Mars, the Bringer of War
Venus, the Bringer of Peace
Mercury, the Winged Messenger
Jupiter, the Bringer of Jollity
Saturn, the Bringer of Old Age
Uranus, the Magician
Neptune, the Mystic

Clearly, these are not in actual planet order.  There are several possible explanations for this, including that the characters of the first four movements made for a better symphony-like form in that order, or that Holst went in order of proximity to Earth, or that he went in order of their astrological significance.

The Planets was such a hit that it took Holst by surprise, and he felt that its overshadowed the rest of his music.  He never again wrote a large-scale piece for orchestra.

The Columbia Wind Ensemble has played “Mars” and “Jupiter”, so the resources here will focus on those movements.

The quantity of web literature on this piece fits its blockbuster status.  Below is just a sampling of what’s available.  It’s all highly informative, so definitely read!

Wikipedia article

Preview of the full orchestral score on Google Books.

Gustavholst.info – a major web resource for information on the composer.

Program notes on The Planets from Gustavholst.info.

Article on The Planets at Suite101.com, on online writers’ community.

A video interpretation of The Planets from Chicago’s Adler Planetarium.
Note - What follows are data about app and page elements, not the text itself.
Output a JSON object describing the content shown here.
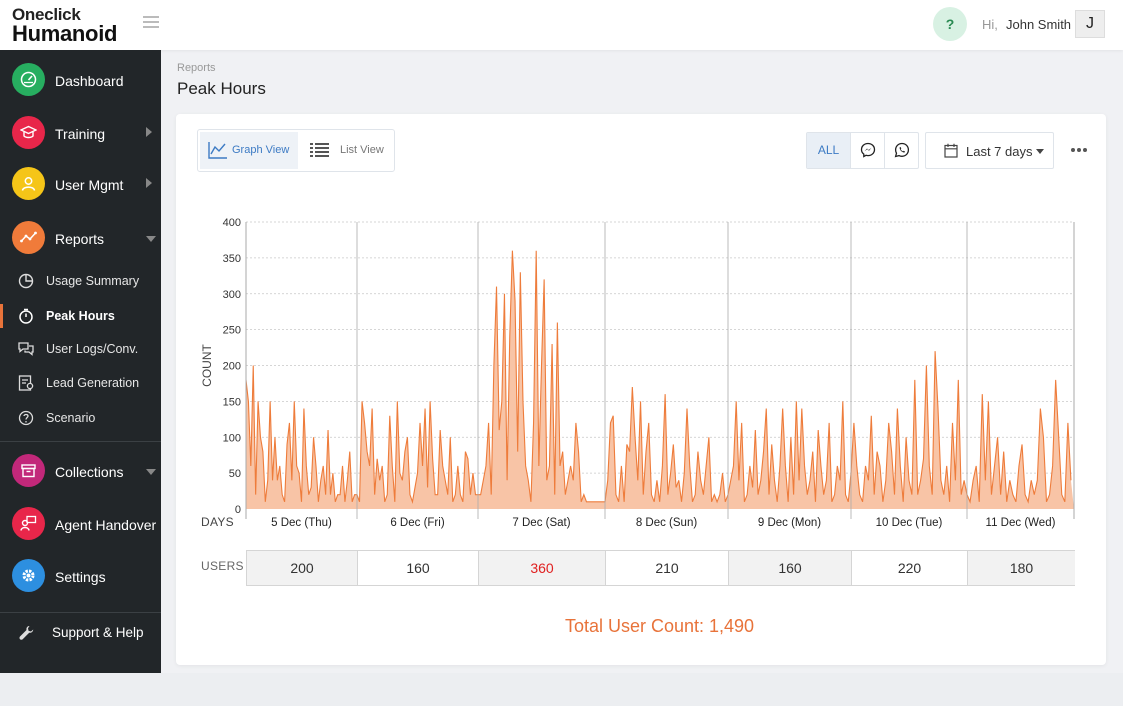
{
  "app": {
    "logo_top": "Oneclick",
    "logo_bottom": "Humanoid"
  },
  "header": {
    "help_label": "?",
    "greeting": "Hi,",
    "user_name": "John Smith",
    "avatar_initial": "J"
  },
  "sidebar": {
    "items": [
      {
        "label": "Dashboard",
        "icon": "gauge-icon",
        "color": "#27ae60",
        "has_arrow": false
      },
      {
        "label": "Training",
        "icon": "graduation-cap-icon",
        "color": "#e8264a",
        "has_arrow": "right"
      },
      {
        "label": "User Mgmt",
        "icon": "user-icon",
        "color": "#f5c518",
        "has_arrow": "right"
      },
      {
        "label": "Reports",
        "icon": "line-chart-icon",
        "color": "#f07b3a",
        "has_arrow": "down"
      },
      {
        "label": "Collections",
        "icon": "archive-icon",
        "color": "#c2287a",
        "has_arrow": "down"
      },
      {
        "label": "Agent Handover",
        "icon": "agent-icon",
        "color": "#e8264a",
        "has_arrow": false
      },
      {
        "label": "Settings",
        "icon": "gear-icon",
        "color": "#2d8fe0",
        "has_arrow": false
      }
    ],
    "reports_sub": [
      {
        "label": "Usage Summary",
        "icon": "pie-chart-icon"
      },
      {
        "label": "Peak Hours",
        "icon": "stopwatch-icon",
        "active": true
      },
      {
        "label": "User Logs/Conv.",
        "icon": "chat-bubbles-icon"
      },
      {
        "label": "Lead Generation",
        "icon": "lead-form-icon"
      },
      {
        "label": "Scenario",
        "icon": "question-bubble-icon"
      }
    ],
    "support_label": "Support & Help"
  },
  "page": {
    "breadcrumb": "Reports",
    "title": "Peak Hours"
  },
  "toolbar": {
    "graph_view": "Graph View",
    "list_view": "List View",
    "channel_all": "ALL",
    "channels": [
      "messenger-icon",
      "whatsapp-icon"
    ],
    "date_range": "Last 7 days"
  },
  "chart_data": {
    "type": "area",
    "title": "",
    "xlabel": "DAYS",
    "ylabel": "COUNT",
    "ylim": [
      0,
      400
    ],
    "yticks": [
      0,
      50,
      100,
      150,
      200,
      250,
      300,
      350,
      400
    ],
    "grid": true,
    "color": "#ee7c3b",
    "fill": "#f8c4a6",
    "days": [
      "5 Dec (Thu)",
      "6 Dec (Fri)",
      "7 Dec (Sat)",
      "8 Dec (Sun)",
      "9 Dec (Mon)",
      "10 Dec (Tue)",
      "11 Dec (Wed)"
    ],
    "series": [
      {
        "values": [
          [
            180,
            150,
            60,
            200,
            20,
            150,
            100,
            80,
            10,
            40,
            150,
            40,
            100,
            40,
            60,
            20,
            10,
            90,
            120,
            40,
            150,
            60,
            50,
            10,
            140,
            60,
            20,
            30,
            100,
            60,
            10,
            40,
            60,
            20,
            110,
            20,
            50,
            10,
            20,
            20,
            60,
            10,
            40,
            80,
            10,
            20
          ],
          [
            20,
            10,
            150,
            120,
            80,
            60,
            140,
            20,
            70,
            40,
            60,
            10,
            20,
            130,
            60,
            10,
            150,
            50,
            40,
            80,
            100,
            20,
            10,
            30,
            50,
            120,
            60,
            140,
            30,
            150,
            70,
            20,
            20,
            110,
            60,
            40,
            20,
            100,
            10,
            20,
            60,
            20,
            10,
            80,
            70,
            20,
            50,
            20
          ],
          [
            20,
            20,
            40,
            60,
            120,
            20,
            200,
            310,
            110,
            150,
            300,
            40,
            240,
            360,
            290,
            80,
            330,
            150,
            60,
            40,
            10,
            120,
            360,
            60,
            200,
            320,
            40,
            60,
            230,
            20,
            260,
            60,
            80,
            20,
            40,
            60,
            40,
            120,
            80,
            10,
            20,
            10,
            10,
            10,
            10,
            10,
            10,
            10
          ],
          [
            10,
            40,
            120,
            130,
            20,
            10,
            60,
            10,
            90,
            80,
            170,
            100,
            40,
            150,
            20,
            80,
            120,
            20,
            10,
            40,
            10,
            60,
            160,
            20,
            50,
            90,
            30,
            40,
            10,
            50,
            140,
            60,
            10,
            20,
            80,
            40,
            20,
            60,
            100,
            10,
            20,
            10,
            20,
            50,
            10
          ],
          [
            20,
            40,
            60,
            150,
            40,
            120,
            10,
            20,
            60,
            30,
            110,
            20,
            40,
            80,
            140,
            20,
            90,
            40,
            10,
            60,
            140,
            60,
            10,
            100,
            20,
            150,
            40,
            140,
            60,
            20,
            40,
            80,
            10,
            110,
            60,
            20,
            40,
            120,
            10,
            20,
            60,
            40,
            150,
            20,
            10
          ],
          [
            50,
            120,
            60,
            20,
            10,
            60,
            40,
            130,
            20,
            80,
            60,
            10,
            40,
            120,
            80,
            20,
            140,
            60,
            10,
            100,
            40,
            20,
            180,
            20,
            40,
            70,
            200,
            60,
            20,
            220,
            140,
            40,
            20,
            60,
            10,
            120,
            40,
            180,
            20,
            40
          ],
          [
            20,
            10,
            40,
            60,
            10,
            160,
            40,
            150,
            20,
            60,
            100,
            20,
            80,
            10,
            40,
            20,
            10,
            60,
            90,
            20,
            10,
            40,
            20,
            40,
            140,
            100,
            10,
            20,
            60,
            180,
            100,
            20,
            10,
            120,
            40
          ]
        ]
      }
    ]
  },
  "users_row": {
    "label": "USERS",
    "values": [
      "200",
      "160",
      "360",
      "210",
      "160",
      "220",
      "180"
    ],
    "peak_index": 2
  },
  "total": {
    "text": "Total User Count: 1,490"
  }
}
An article tracing the musical influences and origins of The Planets.

A blog post that compares The Planets to other pieces, including Star Wars.  Also has audio excerpts of each movement.  Very informative!

Another informative article at BestStuff.com.

Now some videos:

Digital simulation of the Mars Rover’s journey with Holst’s “Mars” as the backdrop (not my favorite recording, for the record):

My favorite recording of Jupiter by Charles Duthoit and the Orchestre symphonique de Montreal, with montage!

Another recording of Jupiter, this one LIVE by the Osaka Philharmonic Orchestra.  A thrill to watch – I can’t recommend this highly enough!  Linked, because they don’t allow embedding.

What planet Jupiter REALLY sounds like (or, that is, what it’s electromagnetic waves sound like when converted into sound by NASA’s Voyager):

Now, the bonus stuff: info on the planets Mars and Jupiter themselves.  It sometimes amazes me to think that we live in a solar system so vast that our two next-door neighbors take months and years to reach.  The countless stars we see in the sky, none of which we have any hope of reach in one human lifetime, all belong to our same galaxy.  And we are just one of untold billions of galaxies out there, all so vast but so distant as to be nearly invisible from Earth.  Despite our wretched smallness and insignificance in the universe, music like The Planets exists as a testament to a small measure of our greatness.  And we are lucky enough to be able to experience it from the inside.

These movements were picked as 2009 Senior Choices by hornist and percussionist Jeff Petriello and hornist Margot Schloss.  “Mars” was clarinetist Liz Portnoy’s pick in 2004.